“Make sure you start Helen Schulman's new novel, This Beautiful Life on a Friday night, so that when you find yourself compelled to stay up all hours reading it, you can take the rest of the weekend, not only to recover, but to think long and hard about the advantages for your kids of home schooling; cloistered convents, kibbutzes, monasteries and ashrams; or, perhaps, a semester abroad program in Antarctica.”—Maureen Corrigan reviews Helen Schulman’s This Beautiful Life
Book Review: This Beautiful Life by Helen Schulman
Helen Schulman’s This Beautiful Life is one of the hottest novels of the summer, and with good reason. The book explores a topic that strikes fear into the heart of parents everywhere - children and the internet.
The Bergamots have the perfect family - stay at home mom with a Ph.D. in her back pocket, career driven father interested in helping redevelop Harlem, star student teenage son who has never caused a problem and beautiful, spirited, Chinese adopted daughter. But in less than a second, the Bergamots well structured life comes crashing down like a house of cards.
The Bergamots recently moved to Manhattan from the quiet suburbs so that the career driven father could accept his dream job at a city university. High school student Jake and kindergarten age Coco both enter elite private schools in the city. They both find friends easily and soon begin to attend the parties of Manhattan’s most wealthy children. For Jake, one night, this means going to the home of Daisy Cavanaugh, a 13-year old, who, left home alone for the weekend, decides to throw a party.

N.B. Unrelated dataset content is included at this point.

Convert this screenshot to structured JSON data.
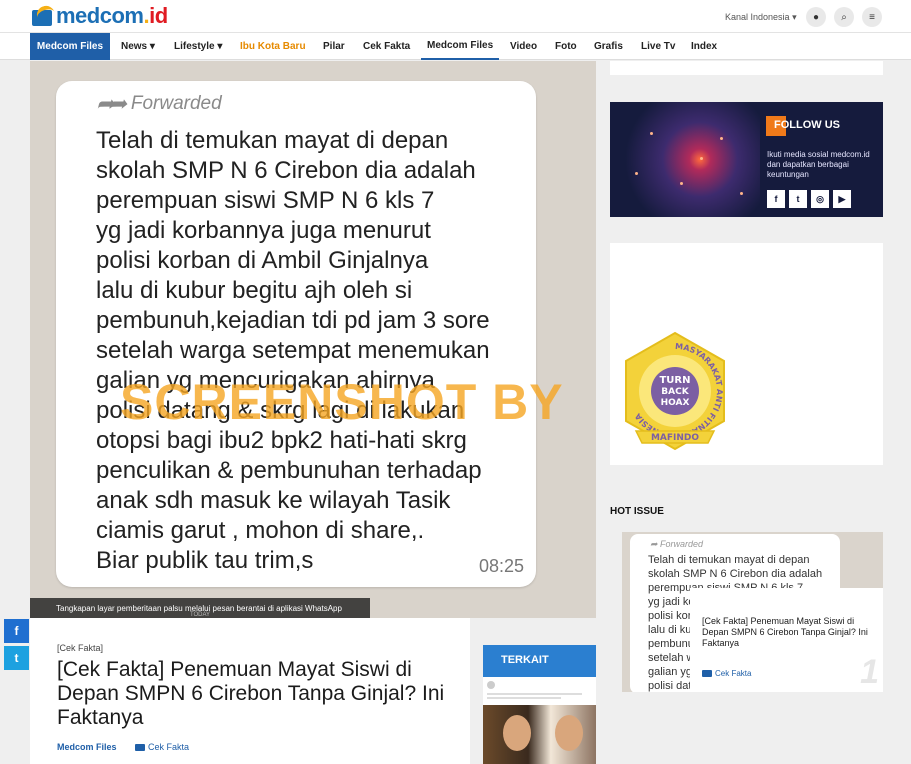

After drinking too much, 15-year old Jake takes things further with Daisy than he would like, but spurs her further advances. The next day, waking up in a haze, Jake finds an e-mail from Daisy, a video strip tease she made just for him, followed by the 13-year old simulating sex with a baseball bat.

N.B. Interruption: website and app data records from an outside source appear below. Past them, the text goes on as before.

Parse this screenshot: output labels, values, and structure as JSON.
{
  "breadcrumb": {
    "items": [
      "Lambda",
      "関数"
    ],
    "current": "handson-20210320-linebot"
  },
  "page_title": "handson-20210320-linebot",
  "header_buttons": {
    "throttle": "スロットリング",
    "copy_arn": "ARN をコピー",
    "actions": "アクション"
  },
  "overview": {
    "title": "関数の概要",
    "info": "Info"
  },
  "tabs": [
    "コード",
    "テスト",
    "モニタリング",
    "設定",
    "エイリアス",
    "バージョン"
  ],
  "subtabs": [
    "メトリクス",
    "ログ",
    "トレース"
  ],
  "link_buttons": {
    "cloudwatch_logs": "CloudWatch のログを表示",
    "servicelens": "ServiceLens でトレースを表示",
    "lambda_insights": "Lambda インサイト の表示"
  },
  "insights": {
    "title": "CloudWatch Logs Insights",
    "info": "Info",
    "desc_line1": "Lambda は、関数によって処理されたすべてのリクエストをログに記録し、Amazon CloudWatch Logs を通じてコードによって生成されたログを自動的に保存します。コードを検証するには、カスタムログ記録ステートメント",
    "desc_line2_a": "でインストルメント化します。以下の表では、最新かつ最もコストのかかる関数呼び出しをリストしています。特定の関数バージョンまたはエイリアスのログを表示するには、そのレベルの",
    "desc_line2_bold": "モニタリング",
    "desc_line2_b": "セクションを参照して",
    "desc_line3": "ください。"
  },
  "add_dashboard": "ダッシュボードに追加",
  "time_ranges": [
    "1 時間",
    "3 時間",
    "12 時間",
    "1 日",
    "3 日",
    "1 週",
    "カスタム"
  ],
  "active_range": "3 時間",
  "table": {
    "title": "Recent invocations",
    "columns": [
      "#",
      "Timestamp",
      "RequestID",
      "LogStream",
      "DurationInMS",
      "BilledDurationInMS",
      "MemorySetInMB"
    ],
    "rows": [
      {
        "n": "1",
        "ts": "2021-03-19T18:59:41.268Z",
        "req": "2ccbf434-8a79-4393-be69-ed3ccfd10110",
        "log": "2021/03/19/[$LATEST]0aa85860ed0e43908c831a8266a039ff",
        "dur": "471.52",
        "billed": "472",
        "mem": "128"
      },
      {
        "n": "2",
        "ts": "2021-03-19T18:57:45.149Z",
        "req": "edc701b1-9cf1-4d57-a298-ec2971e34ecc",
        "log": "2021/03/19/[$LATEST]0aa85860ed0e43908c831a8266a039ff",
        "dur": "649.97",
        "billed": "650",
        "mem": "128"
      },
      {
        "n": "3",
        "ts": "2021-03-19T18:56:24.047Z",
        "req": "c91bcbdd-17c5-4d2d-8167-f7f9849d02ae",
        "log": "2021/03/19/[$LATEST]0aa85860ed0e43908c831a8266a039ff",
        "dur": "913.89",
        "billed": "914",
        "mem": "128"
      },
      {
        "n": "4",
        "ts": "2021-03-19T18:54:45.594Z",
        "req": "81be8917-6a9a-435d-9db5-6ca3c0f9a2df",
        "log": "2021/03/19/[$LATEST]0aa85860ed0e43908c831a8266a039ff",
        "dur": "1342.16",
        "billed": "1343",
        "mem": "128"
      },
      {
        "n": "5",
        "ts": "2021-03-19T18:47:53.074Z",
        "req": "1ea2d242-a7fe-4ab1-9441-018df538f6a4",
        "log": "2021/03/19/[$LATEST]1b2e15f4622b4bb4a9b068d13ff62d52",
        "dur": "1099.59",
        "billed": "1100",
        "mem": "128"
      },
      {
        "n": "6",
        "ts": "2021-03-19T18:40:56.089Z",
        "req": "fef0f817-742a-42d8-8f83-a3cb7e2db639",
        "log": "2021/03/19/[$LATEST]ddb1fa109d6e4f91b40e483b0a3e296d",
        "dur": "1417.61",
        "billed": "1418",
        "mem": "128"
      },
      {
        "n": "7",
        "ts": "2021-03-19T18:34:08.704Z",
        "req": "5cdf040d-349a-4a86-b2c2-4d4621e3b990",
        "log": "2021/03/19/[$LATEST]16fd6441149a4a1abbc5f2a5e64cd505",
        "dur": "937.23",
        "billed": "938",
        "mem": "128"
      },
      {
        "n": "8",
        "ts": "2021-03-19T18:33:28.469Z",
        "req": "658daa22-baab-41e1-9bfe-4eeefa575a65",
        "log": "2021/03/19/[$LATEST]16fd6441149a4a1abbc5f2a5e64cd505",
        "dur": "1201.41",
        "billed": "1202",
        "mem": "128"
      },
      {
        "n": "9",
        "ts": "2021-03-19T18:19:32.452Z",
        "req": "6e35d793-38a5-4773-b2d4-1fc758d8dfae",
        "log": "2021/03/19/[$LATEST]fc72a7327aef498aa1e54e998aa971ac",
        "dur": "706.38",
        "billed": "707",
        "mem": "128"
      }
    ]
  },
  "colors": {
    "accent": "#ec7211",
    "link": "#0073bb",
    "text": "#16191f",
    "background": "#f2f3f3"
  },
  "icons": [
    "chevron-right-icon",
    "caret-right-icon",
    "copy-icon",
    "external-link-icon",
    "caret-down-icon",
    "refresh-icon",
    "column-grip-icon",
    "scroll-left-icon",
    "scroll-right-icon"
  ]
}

Was this pornography? Was it even sexy? He thought it was sexy, but he wasn’t sure. He felt hard and he felt soft. It was like a hot potato. He had to fling it to someone else.
Jake, unnerved, unsure what to feel, forwards the video without really thinking, to one of his new friends. Within hours, the video has gone viral, claiming the name “Daisy Up to Bat.”
The consequences of this one action become the focus of Schulman’s novel. Jake and Daisy are, of course, effected, but so are their parents, Jake’s sister, their friends.
It’s just that this beautiful life…I can’t mange it. And I don’t want it.
How can one flick of a teenager’s finger cause a video to literally be seen around the world?
Who is to blame in this situation - the 13 year old girl who made the video, the 15 year old boy who forwarded it, the parents of the children, the private school system they attend, the elite society they belong to?
Schulman balances these questions and others with care, recognizing the timeliness of the issue and the frailty of the lives it effects.